 It was 

Ivan Morevac 



Cloches a travers les feuilles.

Monday, August 30, 2010

A Last Hurrah

Welcome back Dear Readers,

Dear Friends.

Here in the Washington D.C. area

I've noticed that a few leaves have begun to turn

that with the cooling overnight temperatures

the volume of my beloved,

mesmerizing cicadas

has diminished. 

It seems that Summer 

is coming to an end.

Could this be the perfect time

for one 

 Last Hurrah?

Many years ago,

when I was a student in Copenhagen,

I studied

Danish Art History.

It was there that I learned about 

the artists' haven 


Here's how the Art Directory described 
The Skagen School.

Skagen Painters

"Skagen is the name of a small fishing village in Denmark. Toward the end of the 19th century, several artists, the Skagen painters, made up a group of "plein air" painters who observed nature realistically, based on the model of the Barbizon school. Thematically, the artists adapted to the local occurrences of Skagen, which were also very well suited to outdoor painting. At Skagen, the North Sea meets the Baltic, so the Skagen painters worked accordingly with the play of the waves, which break against each other there, as well as with the light reflections on the water. In the same way, they observed the people at work or children playing on the beach. In particular, the bright Nordic light fascinated the painters and constitutes the particular charm of their paintings. As later Impressionists, they colored their shadows, and they also implemented complementary contrasts in order to intensify the luminosity of the colors. However, the Skagen painters did not only represent outdoor scenes in their work; interior settings are also permeated with light, which dominates these scenes as well.
The Skagen painters met regularly in a hotel that belonged to the father of one of the group members, Anna Ancher, in order to exchange ideas. Here they also established their own museum, the Skagen Museum.
The Skagen painters were: Michael and Anna Ancher, Viggo Johansen, P.S Krøyer, Marie Krøyer, Christian Krohg, Karl Locher, Karl Madsen, Lauritz Tuxen."

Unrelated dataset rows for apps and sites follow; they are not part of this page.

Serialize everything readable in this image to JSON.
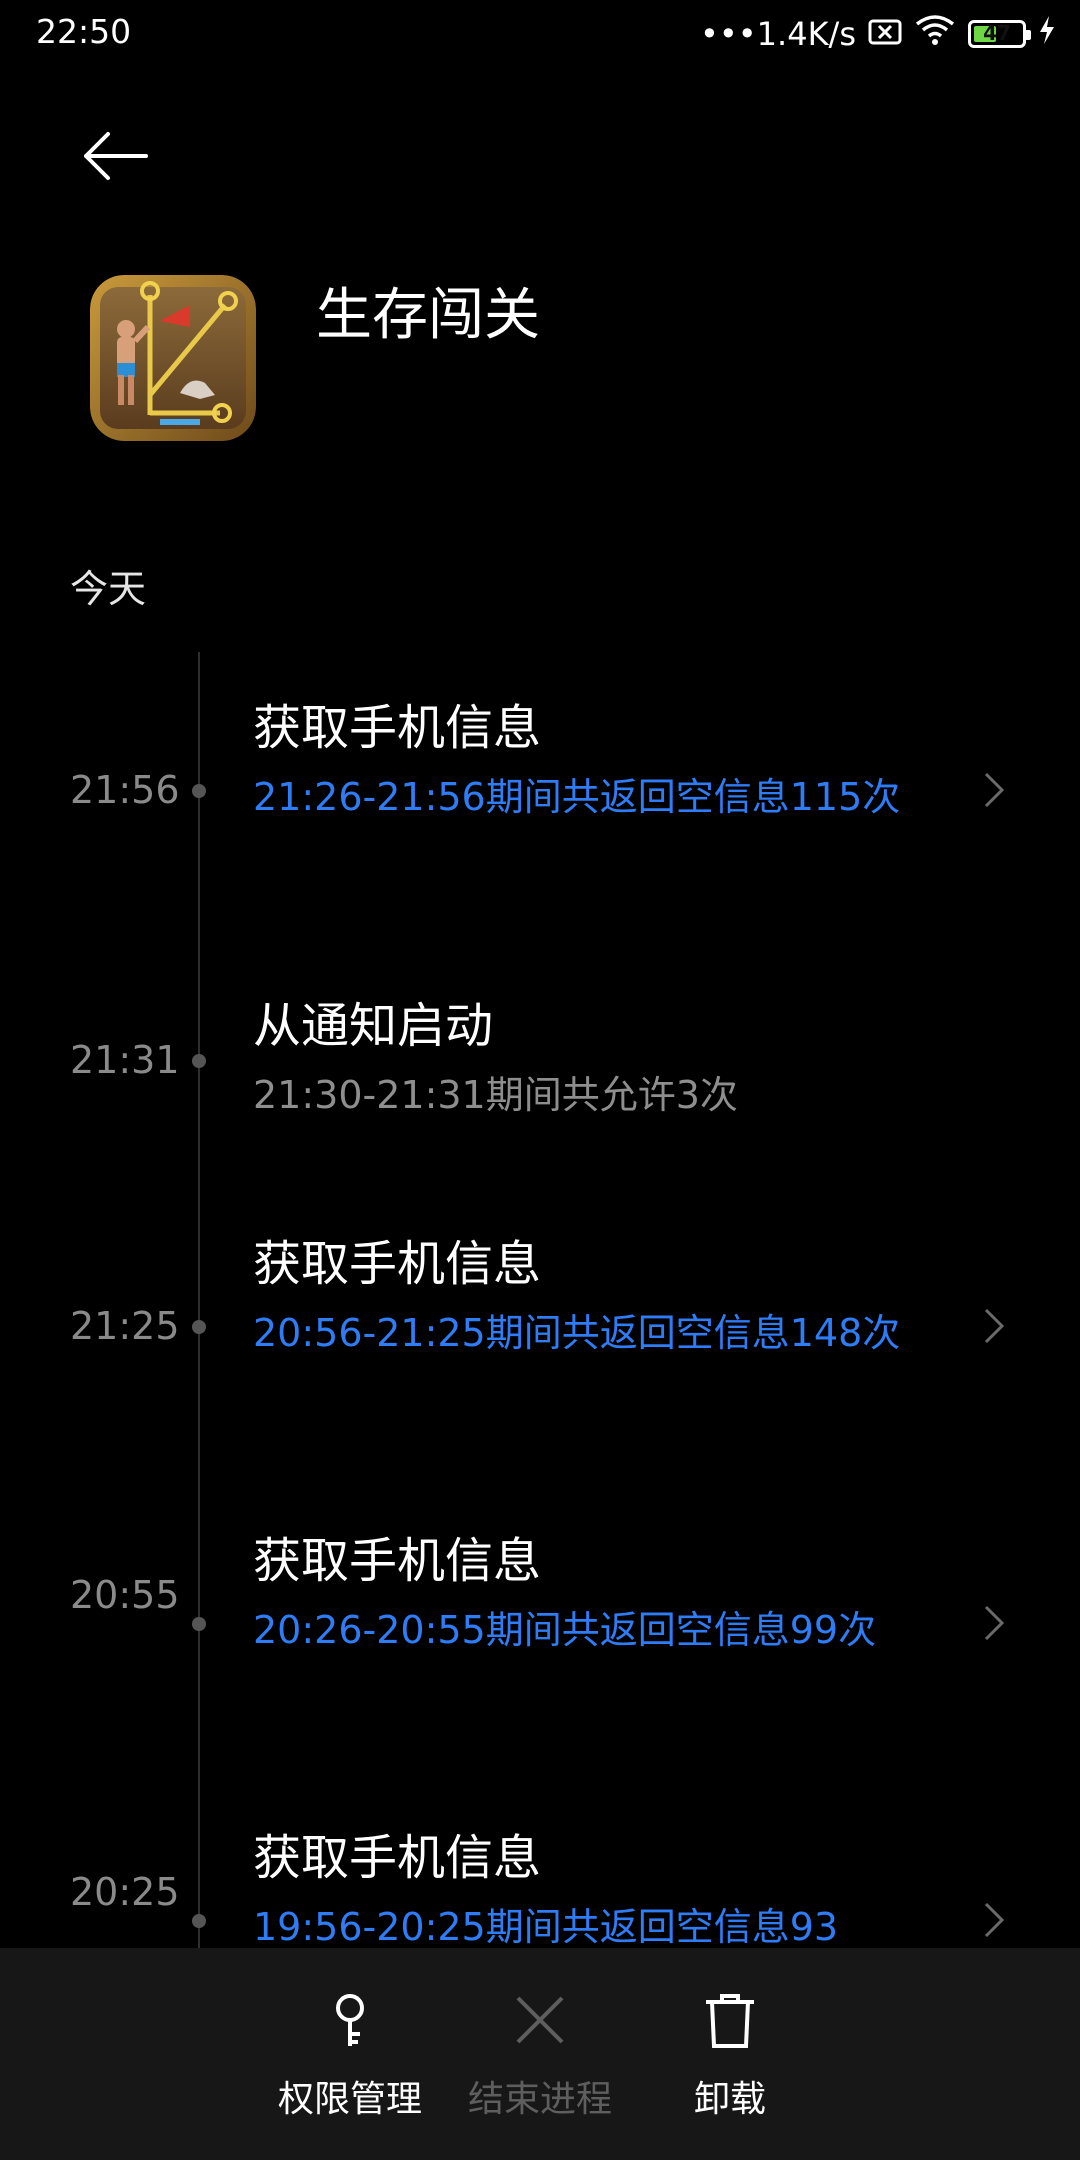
{
  "status_bar": {
    "time": "22:50",
    "network_speed": "•••1.4K/s",
    "battery_level": "47",
    "battery_percent": 47,
    "icons": [
      "sim-off-icon",
      "wifi-icon",
      "battery-icon",
      "charging-icon"
    ]
  },
  "header": {
    "back_icon": "back-arrow-icon",
    "app_name": "生存闯关"
  },
  "section": {
    "label": "今天"
  },
  "entries": [
    {
      "time": "21:56",
      "title": "获取手机信息",
      "detail": "21:26-21:56期间共返回空信息115次",
      "detail_color": "#2e7cf6",
      "has_chevron": true
    },
    {
      "time": "21:31",
      "title": "从通知启动",
      "detail": "21:30-21:31期间共允许3次",
      "detail_color": "#8e8e8e",
      "has_chevron": false
    },
    {
      "time": "21:25",
      "title": "获取手机信息",
      "detail": "20:56-21:25期间共返回空信息148次",
      "detail_color": "#2e7cf6",
      "has_chevron": true
    },
    {
      "time": "20:55",
      "title": "获取手机信息",
      "detail": "20:26-20:55期间共返回空信息99次",
      "detail_color": "#2e7cf6",
      "has_chevron": true
    },
    {
      "time": "20:25",
      "title": "获取手机信息",
      "detail": "19:56-20:25期间共返回空信息93",
      "detail_color": "#2e7cf6",
      "has_chevron": true
    }
  ],
  "bottom_actions": [
    {
      "label": "权限管理",
      "icon": "key-icon",
      "enabled": true
    },
    {
      "label": "结束进程",
      "icon": "close-icon",
      "enabled": false
    },
    {
      "label": "卸载",
      "icon": "trash-icon",
      "enabled": true
    }
  ],
  "colors": {
    "background": "#000000",
    "accent_blue": "#2e7cf6",
    "bottom_bar": "#171717",
    "battery_green": "#6fd646"
  }
}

I've wanted to visit Skagen ever since I learned about it.

So this week is the time!

Drive around 300 miles from Copenhagen

and you can watch

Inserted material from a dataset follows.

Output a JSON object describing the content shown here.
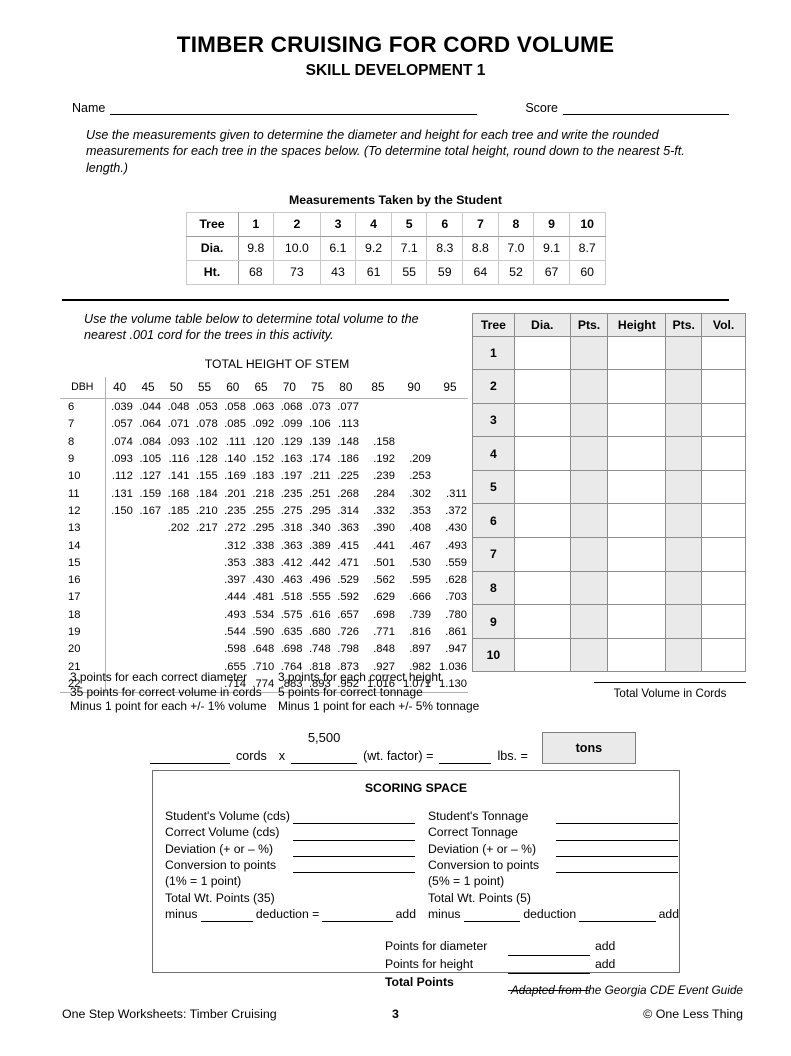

The North Sea

crashing into

The Baltic.

The sunsets

are supposed to be spectacular

as well.

For this

Last Hurrah,

I'd stroll and bike the beaches.

I'd visit

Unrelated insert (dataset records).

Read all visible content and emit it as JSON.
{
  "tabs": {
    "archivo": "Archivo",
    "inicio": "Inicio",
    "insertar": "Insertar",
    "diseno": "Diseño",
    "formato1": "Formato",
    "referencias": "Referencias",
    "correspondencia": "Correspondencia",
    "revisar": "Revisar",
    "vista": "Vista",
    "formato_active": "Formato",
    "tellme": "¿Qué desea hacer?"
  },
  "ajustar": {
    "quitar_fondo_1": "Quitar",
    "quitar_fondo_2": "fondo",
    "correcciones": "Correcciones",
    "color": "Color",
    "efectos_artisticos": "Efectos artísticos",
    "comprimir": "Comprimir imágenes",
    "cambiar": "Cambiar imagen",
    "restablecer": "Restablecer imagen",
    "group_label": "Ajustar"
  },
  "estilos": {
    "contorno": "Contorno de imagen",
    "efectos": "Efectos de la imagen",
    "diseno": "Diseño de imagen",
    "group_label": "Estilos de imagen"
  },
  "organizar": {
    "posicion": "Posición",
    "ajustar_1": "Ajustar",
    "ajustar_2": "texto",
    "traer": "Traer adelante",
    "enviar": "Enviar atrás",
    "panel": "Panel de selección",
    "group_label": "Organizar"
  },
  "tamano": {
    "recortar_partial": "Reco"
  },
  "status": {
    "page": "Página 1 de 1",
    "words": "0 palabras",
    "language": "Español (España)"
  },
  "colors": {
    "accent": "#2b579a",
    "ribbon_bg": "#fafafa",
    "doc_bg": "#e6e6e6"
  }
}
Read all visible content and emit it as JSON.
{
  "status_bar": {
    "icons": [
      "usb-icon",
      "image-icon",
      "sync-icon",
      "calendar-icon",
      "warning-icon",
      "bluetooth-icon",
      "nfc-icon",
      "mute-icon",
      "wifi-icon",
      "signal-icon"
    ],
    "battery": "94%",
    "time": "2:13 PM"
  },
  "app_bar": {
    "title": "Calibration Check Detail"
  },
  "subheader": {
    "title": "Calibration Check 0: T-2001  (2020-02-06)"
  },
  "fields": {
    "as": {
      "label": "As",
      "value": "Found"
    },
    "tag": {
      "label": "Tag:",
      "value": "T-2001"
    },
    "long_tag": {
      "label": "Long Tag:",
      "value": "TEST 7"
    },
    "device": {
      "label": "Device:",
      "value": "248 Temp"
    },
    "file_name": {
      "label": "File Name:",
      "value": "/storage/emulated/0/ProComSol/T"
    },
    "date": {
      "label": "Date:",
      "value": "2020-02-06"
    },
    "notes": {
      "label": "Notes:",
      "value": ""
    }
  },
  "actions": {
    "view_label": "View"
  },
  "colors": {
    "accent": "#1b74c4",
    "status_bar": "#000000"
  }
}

The Skagen Museum.

I would bask in the surf & the fresh sea air.

I might even revel in the fruits of the sea.

How does dinner at

Skagen Fiskerestaurant


Cremant de Bourgogne Rose

Dune-Smoked Salmon
with horseradish cream and pickled shallots
accompanied by herb salad

Grilled Turbot
with flambeed Norwegian Lobster,
tomato concasse and new potatoes

Chocolate Fondant
with Blackcurrent Sorbet and Coulis

Piston Coffee

Just thinking about all of this,

I am intoxicated

by the sea air.

And I am hoping that you will

join me on


Last Hurrah.